The Revenant is a very aptly titled film that shows how real life frontiersman Hugh Glass (played by Leonardo DiCaprio) comes back from the dead. Based on reports of how he survived a bear attack and swam through a cold river, this man has more lives than a cat! Technically, he was at death’s door after the mauling, but as for what he’s become, this movie shows how he turns into a shadow of his former self. If it was not for his exceptional survival instincts, he would be six-feet under.
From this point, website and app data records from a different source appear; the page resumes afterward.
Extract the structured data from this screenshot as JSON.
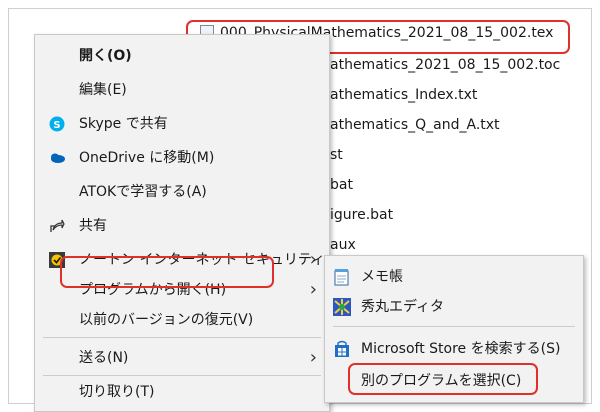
{
  "files": [
    "000_PhysicalMathematics_2021_08_15_002.tex",
    "athematics_2021_08_15_002.toc",
    "athematics_Index.txt",
    "athematics_Q_and_A.txt",
    "st",
    "bat",
    "igure.bat",
    "aux"
  ],
  "context_menu": {
    "open": "開く(O)",
    "edit": "編集(E)",
    "skype": "Skype で共有",
    "onedrive": "OneDrive に移動(M)",
    "atok": "ATOKで学習する(A)",
    "share": "共有",
    "norton": "ノートン インターネット セキュリティ",
    "open_with": "プログラムから開く(H)",
    "restore": "以前のバージョンの復元(V)",
    "send_to": "送る(N)",
    "cut": "切り取り(T)"
  },
  "submenu": {
    "notepad": "メモ帳",
    "hidemaru": "秀丸エディタ",
    "store": "Microsoft Store を検索する(S)",
    "choose": "別のプログラムを選択(C)"
  },
  "icons": {
    "skype": "skype-icon",
    "onedrive": "onedrive-icon",
    "share": "share-icon",
    "norton": "norton-icon",
    "notepad": "notepad-icon",
    "hidemaru": "hidemaru-icon",
    "store": "store-icon"
  },
  "colors": {
    "highlight": "#e0302a",
    "skype": "#00aff0",
    "onedrive": "#0364b8",
    "norton": "#f5c400",
    "store": "#1f6fc5"
  }
}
In this movie and not counting what’s not said about his life prior, he must be down to his last life by the film’s end. The only reason he lives is because he wants revenge upon the self-serving Fitzgerald (Tom Hardy). It’s because of him that he gets left for the vultures to eat. Unlike military training where it’s said that you never leave one of your own behind, this individual wanted Glass put out of his misery and left as carrion.
For the rest of the fur-trading expedition, Glass is important. He was most likely the tracker of this group and without him, the trappers may not have been able to communicate with the local tribes they run into. Unfortunately, that does not stop the Arikara nation; The chief is searching for his daughter, and he will command his forces to kill any white men they meet in his search. Although Glass’ married into the Pawnee tribe and has a son, that did not stop Arikara’s first sortie from razing the trader camp. They flee for their lives.
This movie is not perfect because despite what was reported by The Hollywood Reporter about director Alejandro González Iñárritu not wanting to use CGI and green-screen, a bit of it was used in select instances to highlight a few ghostly details. This part of the story is left somewhat vague. The subplot where Glass sees his deceased wife (Grace Dove) and son, Hawke (Forrest Goodluck) has a mystique in its setup, and those scenes where he sees them is not fully explained through exposition. It’s all a dream for this hunter and it’s implied that he is standing at Death’s Door, waiting to be allowed in.
As with any movie based on real-life events, liberties must be taken to accentuate the danger. The tropes used is what makes this film stand out more than just the narrative. Yes, there was an Empire Strikes Back-style moment; the details can be left for the imaginative to wonder what moment was borrowed to survive the freezing cold. A problematical aspect of this film is in how Glass can survive an icy river. Any normal human would have had hypothermia and died, but for Glass, he must be a superman to live through more than one just harrowing incident as he tries to claw his way home.
This movie is all about how frontier justice gets meted. The one image that defines what this film is about will most likely get missed by people who do not recognize the significance of the wintry star constellations. In a simple moment of framing and probably fortuitous luck during filming night scenes, cinematographer Emmanuel Lubezki captures the beauty of Orion the Hunter in the night sky. Sadly, no matter what movie gets made these days, some CGI is used; to include a fireball into a normally perfect shot and have a piece fall close to Glass in the river, felt like overkill. The famous bear mauling scene is probably a mix of puppetry, CGI and a live creature.
At least for The Revenant‘s astronomical connection, the fact that this constellation was highlighted in a prolonged transition sequence elevates this film to a different level. Interestingly enough, some of the constellations, although not visible in the sky, surrounding the hunter did make an appearance. Glass needed a horse. In the sky, Monoceros is a unicorn, a spiritual animal that appears to follow behind the hunter. Sadly, none of that gets played up fully in the story. To the bottom is Canis Major (dog) and Lepus (rabbit), creatures this frontiersman would have found in the tundra. One lore alludes to the possibility Lepus is chased by Canis, only further reinforcing the fact various characters in the film are chasing each other.
Challenging Orion is Taurus the Bull (Buffalo in the movie), which was what both the fictional and real-life Glass fed on to get the energy needed to survive. That detail is perhaps the only respectful moment the film reiterates from the recorded stories of Glass’ life. Sometimes, reading the stories of the real-life mountaineer’s true showdown with Fitzgerald makes for a better understanding about the man than the manufactured. This movie is more about dishing out blood debts like a Klingon, than seeing Glass experiencing a rebirth.
3½ Stars out of 5